EXERCISE INSTRUCTIONS: Wherever the word "java" occurs in the lines below, copy the whole line.

# # # # # # #

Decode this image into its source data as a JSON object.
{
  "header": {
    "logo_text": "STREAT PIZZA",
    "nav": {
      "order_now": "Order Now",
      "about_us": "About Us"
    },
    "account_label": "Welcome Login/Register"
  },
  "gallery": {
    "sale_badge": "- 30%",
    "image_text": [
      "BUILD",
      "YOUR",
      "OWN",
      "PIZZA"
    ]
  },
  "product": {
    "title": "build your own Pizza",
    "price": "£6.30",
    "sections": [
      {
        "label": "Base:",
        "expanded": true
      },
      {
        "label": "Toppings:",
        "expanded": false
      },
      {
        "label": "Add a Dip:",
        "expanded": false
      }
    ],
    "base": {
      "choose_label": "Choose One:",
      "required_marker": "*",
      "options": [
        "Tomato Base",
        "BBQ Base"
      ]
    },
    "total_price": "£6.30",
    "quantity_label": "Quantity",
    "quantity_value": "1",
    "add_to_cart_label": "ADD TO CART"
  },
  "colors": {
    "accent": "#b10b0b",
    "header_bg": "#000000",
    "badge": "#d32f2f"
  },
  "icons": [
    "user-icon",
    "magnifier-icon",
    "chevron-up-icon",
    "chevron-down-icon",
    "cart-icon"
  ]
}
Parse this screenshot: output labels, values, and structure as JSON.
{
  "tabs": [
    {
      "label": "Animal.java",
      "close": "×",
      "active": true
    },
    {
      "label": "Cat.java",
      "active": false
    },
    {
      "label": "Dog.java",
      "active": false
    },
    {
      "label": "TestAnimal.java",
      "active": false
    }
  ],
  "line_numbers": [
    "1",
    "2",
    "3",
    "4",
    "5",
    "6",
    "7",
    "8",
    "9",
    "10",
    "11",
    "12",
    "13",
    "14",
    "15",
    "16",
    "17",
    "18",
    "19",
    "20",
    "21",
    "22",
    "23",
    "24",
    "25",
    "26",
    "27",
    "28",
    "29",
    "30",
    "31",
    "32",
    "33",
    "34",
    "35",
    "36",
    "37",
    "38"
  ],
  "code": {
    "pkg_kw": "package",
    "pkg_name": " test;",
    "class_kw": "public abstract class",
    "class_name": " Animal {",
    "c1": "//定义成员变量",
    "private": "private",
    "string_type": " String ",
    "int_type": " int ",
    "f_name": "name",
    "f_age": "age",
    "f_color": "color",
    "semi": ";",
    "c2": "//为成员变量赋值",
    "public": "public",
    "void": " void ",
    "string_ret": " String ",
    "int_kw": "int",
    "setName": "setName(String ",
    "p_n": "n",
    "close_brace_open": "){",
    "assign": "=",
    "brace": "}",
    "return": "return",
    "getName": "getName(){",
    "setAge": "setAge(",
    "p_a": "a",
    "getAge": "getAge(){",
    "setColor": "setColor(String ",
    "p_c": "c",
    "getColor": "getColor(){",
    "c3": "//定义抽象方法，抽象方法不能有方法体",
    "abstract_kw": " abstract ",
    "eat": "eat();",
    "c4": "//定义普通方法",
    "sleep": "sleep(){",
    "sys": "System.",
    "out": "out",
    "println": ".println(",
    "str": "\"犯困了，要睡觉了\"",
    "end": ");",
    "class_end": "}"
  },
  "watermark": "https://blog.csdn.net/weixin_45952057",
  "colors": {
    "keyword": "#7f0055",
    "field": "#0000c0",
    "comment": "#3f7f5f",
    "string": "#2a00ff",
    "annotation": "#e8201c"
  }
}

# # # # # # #

RESPONSE AREA:
      "label": "Animal.java",
      "label": "Cat.java",
      "label": "Dog.java",
      "label": "TestAnimal.java",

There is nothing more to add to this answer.